Proper planning means planning for all the "lives" you lead, whether your life lived in the "flesh" or your life lived in "paper" (i.e., your accounts and records, to include contracts). In the brave new world of the current millenium, however, you live much of your life on the internet.
Your online life requires that information about your digital assets and accounts (especially passwords) must be included as part of your comprehensive estate plan. In turn, this information must be kept up-to-date and made available to your executors (also known as personal representatives), financial agents and trustees.
Likely, the digital age will get only more complex. Forbes recently addressed this subject of digital assets in the context of postmortem planning in an article titled “Protect Digital Assets After Your Death.”
From simple email accounts to Twitter, Facebook, Pinterest and then all the way to investment and banking sites, each of these aspects of your online life contains information that can be of immeasurable value economically or sentimentally.
For example, what about your iTunes music collection or Kindle book collection? On the other hand, if your digital information is not secured postmortem, then it could become a liability in terms of identity theft.

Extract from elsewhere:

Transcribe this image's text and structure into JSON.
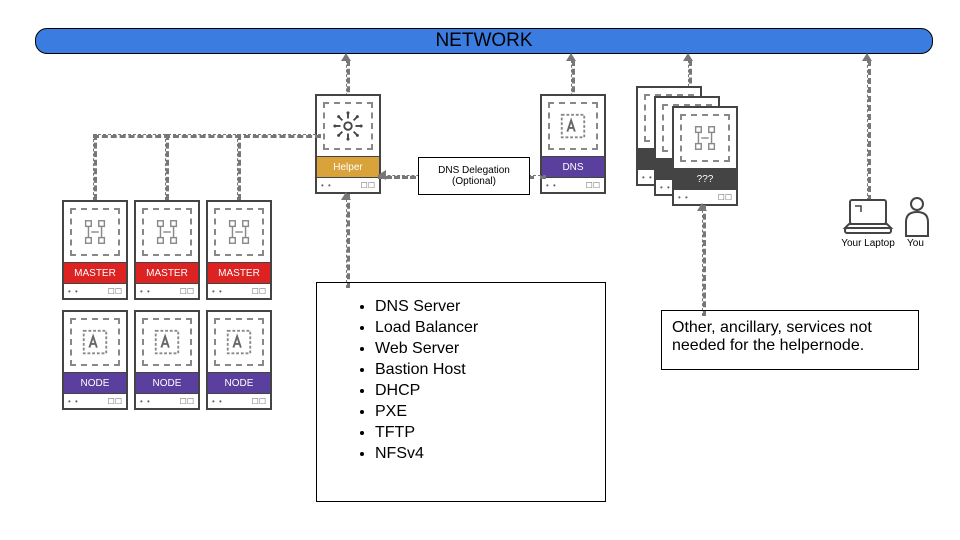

Do not expect any help at common law either. These are largely uncharted legal waters. In fact, internet companies themselves are only just now starting to address this issue.
Bottom line: without a comprehensive list of accounts and passwords, executors, trustees and even heirs might have a hard time accessing, continuing and/or closing your accounts.
Remember: When making your financial, tax and estate plans, don't go it alone. Be sure to engage competent professional counsel.
Reference: Kiplinger (May 2013) “Protect Digital Assets After Your Death”